▸ Source material
=== Begin Enclosure ===
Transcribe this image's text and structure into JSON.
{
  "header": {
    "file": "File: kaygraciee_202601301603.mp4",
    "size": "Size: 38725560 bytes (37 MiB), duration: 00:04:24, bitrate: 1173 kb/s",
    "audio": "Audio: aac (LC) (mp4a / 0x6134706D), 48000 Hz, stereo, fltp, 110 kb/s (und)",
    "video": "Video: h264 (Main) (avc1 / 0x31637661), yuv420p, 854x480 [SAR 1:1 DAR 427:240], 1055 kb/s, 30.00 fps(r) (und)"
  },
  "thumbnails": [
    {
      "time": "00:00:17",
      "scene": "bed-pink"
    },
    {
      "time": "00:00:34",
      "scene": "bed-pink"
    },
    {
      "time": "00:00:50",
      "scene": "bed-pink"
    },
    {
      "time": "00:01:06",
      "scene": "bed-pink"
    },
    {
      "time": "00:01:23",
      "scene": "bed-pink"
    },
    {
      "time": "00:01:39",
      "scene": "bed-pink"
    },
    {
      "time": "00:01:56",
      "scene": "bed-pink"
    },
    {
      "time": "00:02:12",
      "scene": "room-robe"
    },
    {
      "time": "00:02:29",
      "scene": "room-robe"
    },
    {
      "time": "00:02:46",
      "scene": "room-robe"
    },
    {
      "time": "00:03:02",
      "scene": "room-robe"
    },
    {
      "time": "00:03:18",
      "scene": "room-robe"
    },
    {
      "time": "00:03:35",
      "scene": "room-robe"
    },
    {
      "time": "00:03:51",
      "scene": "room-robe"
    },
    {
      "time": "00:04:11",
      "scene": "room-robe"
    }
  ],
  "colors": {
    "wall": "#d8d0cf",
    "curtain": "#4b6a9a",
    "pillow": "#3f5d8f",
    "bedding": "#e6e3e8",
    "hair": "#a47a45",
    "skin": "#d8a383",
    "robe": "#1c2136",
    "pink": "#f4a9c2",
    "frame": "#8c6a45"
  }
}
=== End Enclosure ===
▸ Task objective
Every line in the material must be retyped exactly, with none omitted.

▸ Result
Transcribe this image's text and structure into JSON.
{
  "header": {
    "file": "File: kaygraciee_202601301603.mp4",
    "size": "Size: 38725560 bytes (37 MiB), duration: 00:04:24, bitrate: 1173 kb/s",
    "audio": "Audio: aac (LC) (mp4a / 0x6134706D), 48000 Hz, stereo, fltp, 110 kb/s (und)",
    "video": "Video: h264 (Main) (avc1 / 0x31637661), yuv420p, 854x480 [SAR 1:1 DAR 427:240], 1055 kb/s, 30.00 fps(r) (und)"
  },
  "thumbnails": [
    {
      "time": "00:00:17",
      "scene": "bed-pink"
    },
    {
      "time": "00:00:34",
      "scene": "bed-pink"
    },
    {
      "time": "00:00:50",
      "scene": "bed-pink"
    },
    {
      "time": "00:01:06",
      "scene": "bed-pink"
    },
    {
      "time": "00:01:23",
      "scene": "bed-pink"
    },
    {
      "time": "00:01:39",
      "scene": "bed-pink"
    },
    {
      "time": "00:01:56",
      "scene": "bed-pink"
    },
    {
      "time": "00:02:12",
      "scene": "room-robe"
    },
    {
      "time": "00:02:29",
      "scene": "room-robe"
    },
    {
      "time": "00:02:46",
      "scene": "room-robe"
    },
    {
      "time": "00:03:02",
      "scene": "room-robe"
    },
    {
      "time": "00:03:18",
      "scene": "room-robe"
    },
    {
      "time": "00:03:35",
      "scene": "room-robe"
    },
    {
      "time": "00:03:51",
      "scene": "room-robe"
    },
    {
      "time": "00:04:11",
      "scene": "room-robe"
    }
  ],
  "colors": {
    "wall": "#d8d0cf",
    "curtain": "#4b6a9a",
    "pillow": "#3f5d8f",
    "bedding": "#e6e3e8",
    "hair": "#a47a45",
    "skin": "#d8a383",
    "robe": "#1c2136",
    "pink": "#f4a9c2",
    "frame": "#8c6a45"
  }
}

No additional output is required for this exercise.